Fall Colors on the North Shore
Fall Colors on the North Shore – a Sight to Behold
By Kris McNeal
Every autumn we revel in the beauty of the fall colors. The heat of the summer gives way to cooler temperatures and the days grow shorter… and it’s time to celebrate my favorite time of year. Honestly, fall is the best time of year to explore the North Shore. There are typically fewer people around but the weather is amazing and the colors are breath-taking. Our trails are in great shape and the hiking and cycling… even our kayaking… takes on a completely different vibe. It’s fall in Duluth!

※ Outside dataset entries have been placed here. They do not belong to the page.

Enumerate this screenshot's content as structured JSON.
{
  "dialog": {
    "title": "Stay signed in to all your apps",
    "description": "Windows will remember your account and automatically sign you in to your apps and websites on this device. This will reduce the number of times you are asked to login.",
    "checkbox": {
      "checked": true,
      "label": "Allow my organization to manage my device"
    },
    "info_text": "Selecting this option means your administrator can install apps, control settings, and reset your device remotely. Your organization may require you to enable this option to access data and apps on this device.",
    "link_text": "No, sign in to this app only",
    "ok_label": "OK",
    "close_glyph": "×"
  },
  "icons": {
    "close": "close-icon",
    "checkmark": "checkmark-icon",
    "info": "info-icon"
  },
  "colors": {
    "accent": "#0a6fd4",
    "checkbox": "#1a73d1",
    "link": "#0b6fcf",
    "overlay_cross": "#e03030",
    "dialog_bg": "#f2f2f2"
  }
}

Whenever you’ve been out exploring the fall landscape, did you ever wonder why the leaves change color? Why does a maple leaf turns bright red? Where do the yellows and oranges come from? Let’s dig into this a bit. Seeing the fall colors is amazing… but understanding the biology and chemistry behind the changing colors is really cool too!
Why Do Leaves Change Color?
Late September through the middle of October are the best times to visit Duluth and the North Shore for the fall colors. The mixtures of red, purple, orange and yellow that you see across the landscape is the result of – you guessed it – chemical processes that take place in the trees as the seasons transition from summer to winter. Changes in leaf color are actually triggered by the shifting rhythm of the day and night cycle. The long, warm days of summer eventually turn shorter and cooler days in autumn, which causes the tree to begin its preparations for winter dormancy.
During the spring and summer growing season the leaves have served as factories where most of the foods necessary for the tree’s growth are manufactured. This food-making process takes place in the leaf in numerous cells containing a chemical called chlorophyll. Chlorophyll is an extraordinary chemical that absorbs sunlight and uses the sun’s energy to transform carbon dioxide and water to carbohydrates – tree foods like sugars and starches. And as you probably already know… chlorophyll has a green pigmentation and give the leaves their green color.
So chlorophyll is green. But there are additional colors in a leaf that are masked by chlorophyll’s dominant green pigmentation during the growing season. When fall approaches the daylight and temperature diminishes. These triggers cause the tree to stop producing food and chlorophyll. The green chlorophyll disappears from the leaves and the green color disappears. Those other colors I mentioned… the yellows and oranges… are created by another group of pigments which become visible and give the leaves their vibrant coloration.
Which Trees Change Colors?
Botanists make a broad distinction between two general categories of tree – deciduous trees and evergreens (a.k.a. conifers). Deciduous trees are defined as trees that lose their leaves every year – your aspen, oaks, maples, etc. These are the trees that drop leaves on the ground for you to rake into piles and jump into. Trees with needles – like the spruce and pine – are called conifers. Conifers typically retain their needles throughout the year. There is one exception to this distinction. The tamarack appears to be a species of evergreen during the growing season – it has needles. However, the tamarack is actually deciduous and it experiences a late-season color change to lemon yellow before dropping its needles as the snow begins to fly in November.
What Factors Affect the Color Intensity?
Well that’s a great question! Some years experience more intense colors than others and there can be quite a bit of variation across the landscape. As you can probably imagine, there are a couple of factors that affect the intensity of the fall colors.
The big factors are temperature, light, and water supply. Each of these factors has an influence on the intensity and the duration of the fall colors. For example, low temperatures that remain above freezing will produce bright reds in maples but an early frost will weaken their brilliant red color. Early freezes are not typically great for color production. But rainy, overcast days will tend to increase the intensity of fall colors. Interestingly enough, sunny days with low temperatures will cause a rapid chlorophyll break down and a quick transition to the yellows and reds.
The best weather conditions for creating super brilliant fall foliage is a growing season with ample moisture followed by a dry, cool and sunny autumn with warm days and cool but frostless nights.
It’s biology folks!